Monday, April 23, 2012

French Children Probably Throw Food, Sometimes.



I'm going to go out on a limb here and say that I don't think I know of any parent who wouldn't benefit, even just a little, from reading this book (this book in America). 
It's fascinating from an anthropology point of view (I think that it might even be interesting to the No Babeeez crowd, but I could be wrong) but also hugely inspiring as a parent.  
I've read a lot of reviews, quite a number from people who haven't actually read the book, and they seem to fall into three camps: 'well, this seems very sensible' from people who don't have children and from people who do have children: 'yes, this is how we do it' from people who do have children (colour me sceptical) or (and this is mostly from Americans) 'how dare the French tell us how to raise our kids?'.   
Personally I don't understand the vitriol, but then I'm quite willing to contemplate the idea that I don't have a clue what I'm doing when it comes to parenting and admit that I don't have a plan, I'm just making it up as I go along. I can understand that people who do have a plan might not like being told that they're wrong.  
But that's the thing, the book doesn't tell you to do anything, it's just one woman's experience of being an American raising her kids in Paris and trying to figure out why her kids and the other English-speaking kids she knows don't behave like French ones. She's not a Francophile, in fact she seems distinctly unsettled by the notion of her daughter 'growing up French', which is why the blanket reaction of 'I'm not reading that book. The French smoke too much and they spank their kids, why should I listen to anything they have to say about parenting?' is a little puzzling, the French aren't telling you to do anything, they're too busy being French to give a damn what anyone else is doing.  (FYI, I've never seen a French kid being smacked and I've never seen a French parent smoking while looking after their kids. I predict we'll be spending a lot of time in French playgrounds in the future and I'm pretty excited about observing and taking notes. No, really.) 
I'm not going to tell you what I learned from it or in what ways it changed how Nye and I parent* I'm just going to ask that you think about reading it. I don't think it's too dramatic to say that I found it a game-changer.  

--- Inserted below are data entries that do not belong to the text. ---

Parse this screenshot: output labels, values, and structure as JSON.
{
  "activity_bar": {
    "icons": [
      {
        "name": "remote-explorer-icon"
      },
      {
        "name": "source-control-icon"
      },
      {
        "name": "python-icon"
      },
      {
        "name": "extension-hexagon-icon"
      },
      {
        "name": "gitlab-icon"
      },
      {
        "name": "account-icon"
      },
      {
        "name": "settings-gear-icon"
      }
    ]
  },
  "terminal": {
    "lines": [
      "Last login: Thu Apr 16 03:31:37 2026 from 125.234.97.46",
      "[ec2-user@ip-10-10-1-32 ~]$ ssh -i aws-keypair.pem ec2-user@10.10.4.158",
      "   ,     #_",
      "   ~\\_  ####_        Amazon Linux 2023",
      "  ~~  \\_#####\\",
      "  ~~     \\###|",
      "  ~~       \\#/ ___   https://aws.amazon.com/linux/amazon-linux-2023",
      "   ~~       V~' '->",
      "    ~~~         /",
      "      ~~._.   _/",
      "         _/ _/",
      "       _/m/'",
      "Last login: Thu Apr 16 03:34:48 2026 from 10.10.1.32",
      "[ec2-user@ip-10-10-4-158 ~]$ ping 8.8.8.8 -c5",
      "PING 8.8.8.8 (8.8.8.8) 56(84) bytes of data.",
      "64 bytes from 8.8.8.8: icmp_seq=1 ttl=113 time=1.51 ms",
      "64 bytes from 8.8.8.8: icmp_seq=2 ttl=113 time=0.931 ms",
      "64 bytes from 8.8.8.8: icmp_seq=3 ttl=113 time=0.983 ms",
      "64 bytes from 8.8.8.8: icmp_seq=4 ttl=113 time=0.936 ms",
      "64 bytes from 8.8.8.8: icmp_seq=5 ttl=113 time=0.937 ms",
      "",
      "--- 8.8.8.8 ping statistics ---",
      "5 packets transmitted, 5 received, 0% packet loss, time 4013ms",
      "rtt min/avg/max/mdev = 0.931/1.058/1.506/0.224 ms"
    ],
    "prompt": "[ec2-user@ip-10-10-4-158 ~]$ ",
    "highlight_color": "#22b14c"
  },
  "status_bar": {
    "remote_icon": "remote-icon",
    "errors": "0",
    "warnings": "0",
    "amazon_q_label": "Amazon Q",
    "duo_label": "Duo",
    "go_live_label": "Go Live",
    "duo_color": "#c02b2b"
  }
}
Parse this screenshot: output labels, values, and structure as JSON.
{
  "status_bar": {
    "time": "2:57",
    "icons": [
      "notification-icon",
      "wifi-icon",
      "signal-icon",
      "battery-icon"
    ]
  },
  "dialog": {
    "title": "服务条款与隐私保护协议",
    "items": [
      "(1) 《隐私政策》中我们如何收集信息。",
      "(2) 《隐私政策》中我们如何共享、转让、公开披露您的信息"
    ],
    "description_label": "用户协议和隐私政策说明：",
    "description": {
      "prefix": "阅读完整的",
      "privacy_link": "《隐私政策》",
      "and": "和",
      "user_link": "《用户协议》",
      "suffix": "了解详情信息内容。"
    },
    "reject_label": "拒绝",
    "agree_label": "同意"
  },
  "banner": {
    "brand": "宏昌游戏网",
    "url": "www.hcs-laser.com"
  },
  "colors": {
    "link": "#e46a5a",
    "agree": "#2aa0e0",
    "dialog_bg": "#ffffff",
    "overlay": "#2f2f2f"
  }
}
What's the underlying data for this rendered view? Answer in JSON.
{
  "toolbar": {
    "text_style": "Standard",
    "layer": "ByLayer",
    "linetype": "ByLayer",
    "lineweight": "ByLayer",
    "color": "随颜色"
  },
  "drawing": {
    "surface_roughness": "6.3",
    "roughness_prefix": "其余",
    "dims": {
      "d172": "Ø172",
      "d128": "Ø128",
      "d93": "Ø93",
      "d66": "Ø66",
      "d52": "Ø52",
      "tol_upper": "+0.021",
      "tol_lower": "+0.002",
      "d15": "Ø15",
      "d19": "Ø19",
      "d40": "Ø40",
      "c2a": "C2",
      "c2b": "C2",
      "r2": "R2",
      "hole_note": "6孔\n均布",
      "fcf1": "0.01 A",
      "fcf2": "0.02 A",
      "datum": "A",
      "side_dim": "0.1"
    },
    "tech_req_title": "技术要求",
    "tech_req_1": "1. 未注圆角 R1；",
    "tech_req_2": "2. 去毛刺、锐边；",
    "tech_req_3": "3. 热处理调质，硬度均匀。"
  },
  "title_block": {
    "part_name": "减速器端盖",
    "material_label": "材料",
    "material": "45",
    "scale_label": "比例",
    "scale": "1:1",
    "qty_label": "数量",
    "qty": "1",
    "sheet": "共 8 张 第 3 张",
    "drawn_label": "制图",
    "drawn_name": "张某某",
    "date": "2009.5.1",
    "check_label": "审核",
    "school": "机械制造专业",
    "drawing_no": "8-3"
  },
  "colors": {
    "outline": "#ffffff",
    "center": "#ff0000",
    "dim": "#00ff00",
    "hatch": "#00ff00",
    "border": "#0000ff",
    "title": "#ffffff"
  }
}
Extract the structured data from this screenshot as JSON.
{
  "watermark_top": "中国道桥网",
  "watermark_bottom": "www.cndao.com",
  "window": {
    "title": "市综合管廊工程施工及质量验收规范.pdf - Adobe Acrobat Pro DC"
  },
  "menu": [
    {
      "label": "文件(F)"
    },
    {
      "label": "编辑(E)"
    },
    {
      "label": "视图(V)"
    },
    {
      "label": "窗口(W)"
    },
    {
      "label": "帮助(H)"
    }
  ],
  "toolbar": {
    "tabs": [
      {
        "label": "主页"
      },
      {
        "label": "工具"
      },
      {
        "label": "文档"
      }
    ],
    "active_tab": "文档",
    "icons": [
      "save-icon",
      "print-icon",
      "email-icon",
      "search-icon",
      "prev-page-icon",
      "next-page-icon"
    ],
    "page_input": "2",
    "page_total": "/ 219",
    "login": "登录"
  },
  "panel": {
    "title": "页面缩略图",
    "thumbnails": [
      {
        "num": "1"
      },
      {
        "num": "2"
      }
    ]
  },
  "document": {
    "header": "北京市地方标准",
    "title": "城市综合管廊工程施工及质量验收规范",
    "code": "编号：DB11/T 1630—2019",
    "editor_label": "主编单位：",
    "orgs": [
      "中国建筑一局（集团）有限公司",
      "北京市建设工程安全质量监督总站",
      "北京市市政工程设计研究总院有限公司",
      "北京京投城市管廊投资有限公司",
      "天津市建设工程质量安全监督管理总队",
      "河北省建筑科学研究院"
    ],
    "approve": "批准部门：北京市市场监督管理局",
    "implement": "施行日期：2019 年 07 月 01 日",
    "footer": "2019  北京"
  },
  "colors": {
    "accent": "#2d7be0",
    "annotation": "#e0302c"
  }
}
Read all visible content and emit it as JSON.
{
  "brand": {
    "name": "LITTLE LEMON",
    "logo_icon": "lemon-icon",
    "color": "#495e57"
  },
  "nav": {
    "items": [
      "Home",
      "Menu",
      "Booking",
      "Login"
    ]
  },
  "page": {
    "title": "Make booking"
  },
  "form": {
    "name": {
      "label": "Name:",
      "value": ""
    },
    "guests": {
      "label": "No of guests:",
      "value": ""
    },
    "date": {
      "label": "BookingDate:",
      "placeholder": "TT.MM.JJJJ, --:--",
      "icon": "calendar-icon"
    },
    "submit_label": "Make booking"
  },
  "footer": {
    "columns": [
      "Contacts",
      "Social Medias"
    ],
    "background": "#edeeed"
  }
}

I would be really interested to hear what you thought of the book if you've read it, what you think about it if you haven't read it and why you think people are so resistant to it.

*Not in this post anyway. Depending on how the comments go I might write a follow up post in the future. and to talk about what I thought in more detail in the comments though.